In the remarkable work of art that adorns the dust jacket, Zachary Pullen, winner of the 2014 Governor’s Arts Award and described as “Wyoming’s Norman Rockwell,” captures the essence of each commander-in-chief as they converge for a historic gathering in front of the White House on a winter day. Pullen researched and attended to the smallest details—from comparative heights and period garb to Bill Clinton’s narrow gaze and Theodore Roosevelt’s wide grin.
Each inside spread takes a closer look at the men, quite literally. Author Brad Herzog, a four-time honoree by the Council for Advancement and Support of Education, tells their tales from a unique perspective—through George Washington’s teeth, for instance, and Harry Truman’s middle initial, and John Tyler’s grandchildren. John F. Kennedy’s impact is conveyed through the journey of his funeral honor guard. Abraham Lincoln’s biography explores the minutiae behind the myths. William McKinley’s is a love story.

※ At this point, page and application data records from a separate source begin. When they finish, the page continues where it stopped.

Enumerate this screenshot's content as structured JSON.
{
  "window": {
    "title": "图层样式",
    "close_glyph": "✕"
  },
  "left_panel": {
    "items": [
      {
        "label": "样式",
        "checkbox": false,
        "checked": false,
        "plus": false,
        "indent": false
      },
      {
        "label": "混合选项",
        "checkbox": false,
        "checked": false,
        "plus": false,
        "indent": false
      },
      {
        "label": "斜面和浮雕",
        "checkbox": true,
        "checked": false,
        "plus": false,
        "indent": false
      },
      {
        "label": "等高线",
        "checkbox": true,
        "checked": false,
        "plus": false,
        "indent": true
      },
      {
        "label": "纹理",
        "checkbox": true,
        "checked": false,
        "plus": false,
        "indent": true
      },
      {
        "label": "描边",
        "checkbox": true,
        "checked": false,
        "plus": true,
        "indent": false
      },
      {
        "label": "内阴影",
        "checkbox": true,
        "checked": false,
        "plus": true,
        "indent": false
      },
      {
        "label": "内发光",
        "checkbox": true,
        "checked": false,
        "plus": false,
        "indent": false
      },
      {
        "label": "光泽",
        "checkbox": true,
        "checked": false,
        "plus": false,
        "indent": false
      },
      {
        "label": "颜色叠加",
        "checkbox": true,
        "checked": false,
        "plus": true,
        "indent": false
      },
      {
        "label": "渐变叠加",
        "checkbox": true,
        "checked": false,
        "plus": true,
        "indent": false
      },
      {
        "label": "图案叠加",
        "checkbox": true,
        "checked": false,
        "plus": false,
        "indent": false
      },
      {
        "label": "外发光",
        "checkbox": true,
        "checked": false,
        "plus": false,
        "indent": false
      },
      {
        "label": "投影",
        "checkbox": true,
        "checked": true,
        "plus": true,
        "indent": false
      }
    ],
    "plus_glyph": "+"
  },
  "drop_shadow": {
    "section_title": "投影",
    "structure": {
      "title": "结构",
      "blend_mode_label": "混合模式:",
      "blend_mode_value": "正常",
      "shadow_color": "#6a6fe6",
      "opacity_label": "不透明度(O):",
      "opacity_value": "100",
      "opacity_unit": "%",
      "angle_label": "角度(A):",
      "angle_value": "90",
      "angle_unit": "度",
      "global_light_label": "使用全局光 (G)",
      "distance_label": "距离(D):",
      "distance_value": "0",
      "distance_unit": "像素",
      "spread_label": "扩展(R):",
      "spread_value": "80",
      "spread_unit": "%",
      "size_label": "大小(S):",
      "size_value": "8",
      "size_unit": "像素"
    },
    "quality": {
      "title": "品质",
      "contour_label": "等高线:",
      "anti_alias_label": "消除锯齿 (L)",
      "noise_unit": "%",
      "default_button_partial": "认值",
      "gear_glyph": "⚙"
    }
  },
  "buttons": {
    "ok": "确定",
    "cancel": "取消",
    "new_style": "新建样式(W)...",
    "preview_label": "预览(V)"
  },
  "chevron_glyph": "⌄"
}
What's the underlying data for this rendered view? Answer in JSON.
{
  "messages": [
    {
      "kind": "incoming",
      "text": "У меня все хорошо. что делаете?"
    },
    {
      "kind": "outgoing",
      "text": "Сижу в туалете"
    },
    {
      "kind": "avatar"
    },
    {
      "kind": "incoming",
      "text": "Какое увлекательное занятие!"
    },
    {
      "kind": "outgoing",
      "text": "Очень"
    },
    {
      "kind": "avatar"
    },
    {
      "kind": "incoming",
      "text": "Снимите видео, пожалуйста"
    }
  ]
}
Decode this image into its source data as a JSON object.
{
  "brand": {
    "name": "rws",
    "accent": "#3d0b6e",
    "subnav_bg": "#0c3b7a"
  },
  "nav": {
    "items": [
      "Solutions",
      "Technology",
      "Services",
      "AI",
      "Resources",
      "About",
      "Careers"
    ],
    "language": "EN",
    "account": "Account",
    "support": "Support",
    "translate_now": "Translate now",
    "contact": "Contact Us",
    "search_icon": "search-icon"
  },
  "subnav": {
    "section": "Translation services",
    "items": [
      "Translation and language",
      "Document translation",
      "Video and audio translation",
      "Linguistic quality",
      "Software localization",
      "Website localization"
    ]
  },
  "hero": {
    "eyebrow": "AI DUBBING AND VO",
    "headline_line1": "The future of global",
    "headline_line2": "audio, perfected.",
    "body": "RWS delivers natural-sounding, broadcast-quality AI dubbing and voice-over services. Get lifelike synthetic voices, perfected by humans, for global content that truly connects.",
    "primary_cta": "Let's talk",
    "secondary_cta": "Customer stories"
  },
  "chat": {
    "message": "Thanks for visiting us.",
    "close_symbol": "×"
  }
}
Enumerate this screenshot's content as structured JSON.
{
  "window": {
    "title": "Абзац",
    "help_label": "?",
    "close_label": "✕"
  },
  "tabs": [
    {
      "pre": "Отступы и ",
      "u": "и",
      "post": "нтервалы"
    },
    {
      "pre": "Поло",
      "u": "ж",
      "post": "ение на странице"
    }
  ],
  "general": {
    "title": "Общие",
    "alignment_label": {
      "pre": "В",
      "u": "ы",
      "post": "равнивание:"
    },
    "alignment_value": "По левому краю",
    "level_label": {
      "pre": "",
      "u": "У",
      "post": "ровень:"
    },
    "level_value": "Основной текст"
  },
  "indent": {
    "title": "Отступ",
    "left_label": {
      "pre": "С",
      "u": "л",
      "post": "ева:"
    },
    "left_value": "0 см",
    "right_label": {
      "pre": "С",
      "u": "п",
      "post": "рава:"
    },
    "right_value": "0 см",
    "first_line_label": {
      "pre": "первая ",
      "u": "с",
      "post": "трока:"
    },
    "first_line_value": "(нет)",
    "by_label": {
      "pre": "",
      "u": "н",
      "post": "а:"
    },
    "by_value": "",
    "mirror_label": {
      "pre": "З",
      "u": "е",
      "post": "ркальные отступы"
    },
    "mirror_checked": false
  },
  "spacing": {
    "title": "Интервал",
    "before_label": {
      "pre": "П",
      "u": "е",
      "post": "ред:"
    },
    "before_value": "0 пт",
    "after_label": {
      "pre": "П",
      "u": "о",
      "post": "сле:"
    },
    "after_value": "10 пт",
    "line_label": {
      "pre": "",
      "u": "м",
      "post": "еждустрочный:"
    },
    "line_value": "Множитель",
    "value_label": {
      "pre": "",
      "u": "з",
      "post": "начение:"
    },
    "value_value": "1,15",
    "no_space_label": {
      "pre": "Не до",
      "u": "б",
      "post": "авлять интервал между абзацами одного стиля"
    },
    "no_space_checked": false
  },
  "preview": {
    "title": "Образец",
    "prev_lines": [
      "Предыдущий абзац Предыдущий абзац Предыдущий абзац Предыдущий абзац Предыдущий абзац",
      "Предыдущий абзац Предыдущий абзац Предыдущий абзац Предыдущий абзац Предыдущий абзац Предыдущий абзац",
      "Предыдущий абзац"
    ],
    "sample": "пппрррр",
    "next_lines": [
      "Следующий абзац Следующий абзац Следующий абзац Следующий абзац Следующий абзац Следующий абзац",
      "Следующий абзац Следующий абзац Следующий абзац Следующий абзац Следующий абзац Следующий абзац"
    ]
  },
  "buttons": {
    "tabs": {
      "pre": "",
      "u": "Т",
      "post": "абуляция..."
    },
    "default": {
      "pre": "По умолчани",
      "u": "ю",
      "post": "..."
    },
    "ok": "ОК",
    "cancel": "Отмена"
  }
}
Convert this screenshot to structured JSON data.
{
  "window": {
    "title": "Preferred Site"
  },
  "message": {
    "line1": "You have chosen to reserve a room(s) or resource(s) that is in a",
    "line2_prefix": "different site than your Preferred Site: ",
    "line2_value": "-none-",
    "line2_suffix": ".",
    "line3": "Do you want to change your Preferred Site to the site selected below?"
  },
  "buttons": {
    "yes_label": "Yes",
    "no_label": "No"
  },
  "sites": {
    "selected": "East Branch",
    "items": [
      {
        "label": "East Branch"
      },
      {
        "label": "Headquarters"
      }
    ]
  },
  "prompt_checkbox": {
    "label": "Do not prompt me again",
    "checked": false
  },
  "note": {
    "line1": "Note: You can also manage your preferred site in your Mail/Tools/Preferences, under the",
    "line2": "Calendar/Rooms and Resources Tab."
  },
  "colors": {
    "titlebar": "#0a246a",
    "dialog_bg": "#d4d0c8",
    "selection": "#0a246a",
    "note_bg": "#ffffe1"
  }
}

The book isn’t titled The Presidency. It is a about people and personalities, not power. It celebrates eccentricities as much as accomplishments. Andrew Jackson liked to prank people by moving their outhouses. Warren Harding was an inveterate gambler. Richard Nixon wanted to be a sports writer. Jimmy Carter reported a UFO sighting. Thomas Jefferson invented the swivel chair. Each of the 43 men in the pages of the book was called to an essential mission, but each was still just a man after all. In The Presidents, author and illustrator combine to paint an unforgettable portrait of each.